Terminal Mind, formed in 1978, was one of the early first-wave punk acts in Austin, TX. Based far from the urban roots of a genre in its earliest stages, the band absorbed influences as disparate as Pere Ubu, Roxy Music, John Cale, and Wire. The life span was short, but their influence touched many of the next generation of Texas noise and hardcore acts as they shared bills with fellow proto-punks The Huns and Standing Waves at Raul’s, The Big Boys on the UT campus, and even opened for Iggy Pop at the Armadillo World Headquarters.

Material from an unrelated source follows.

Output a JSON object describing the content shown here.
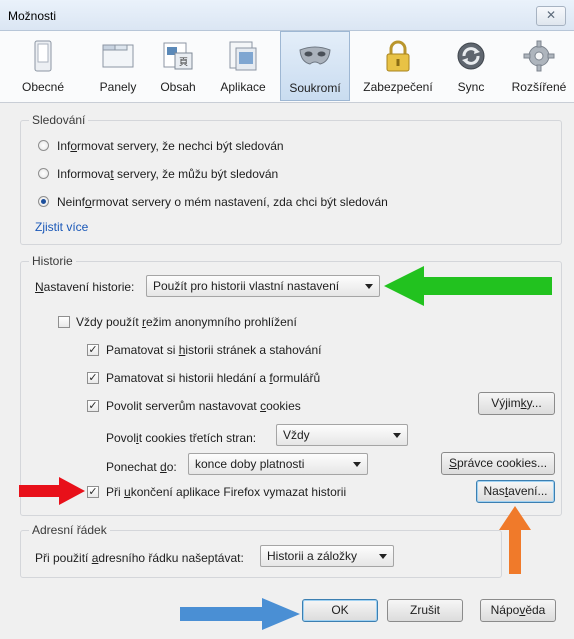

Founding members Steve Marsh and the Murray Brothers, Doug and Greg, started as a trio before adding synthesizer player Jack Crow. Steve Marsh moved to New York with his experimental noise band Miracle Room (before eventually returning to Austin and forming space/psychedelic rock band Evil Triplet and beginning an experimental solo project dubbed Radarcave), while Doug Murary joined the Skunks and Greg Murray played in a later version of The Big Boys. Jack Crow passed away in 1994.
This collection of songs is a journey back to the ‘anything goes’ first steps of American punk as it left the dirty streets of New York and Los Angeles and made its way into the heartland. Like the Austin of 1978, Recordings is a small outpost of musical individualism that planted seeds for the alternative music explosion familiar to later generations.
Recordings will be available on LP, CD and download on January 19th, 2018 via Sonic Surgery Records.
Artist: Terminal Mind
Album: Recordings
Label: Sonic Surgery Records
Release Date: January 19, 2018
01. I Want to Die Young
02. Refugee
03. Sense of Rhythm
04. Zombieland
05. Obsessed With Crime
06. Fear In the Future
07. Radioactive
08. Bridges Are For Burning
09. (I Give Up On) Human Rights
10. Black
11. Missing Pieces
12. Bureaucracy

On The Web: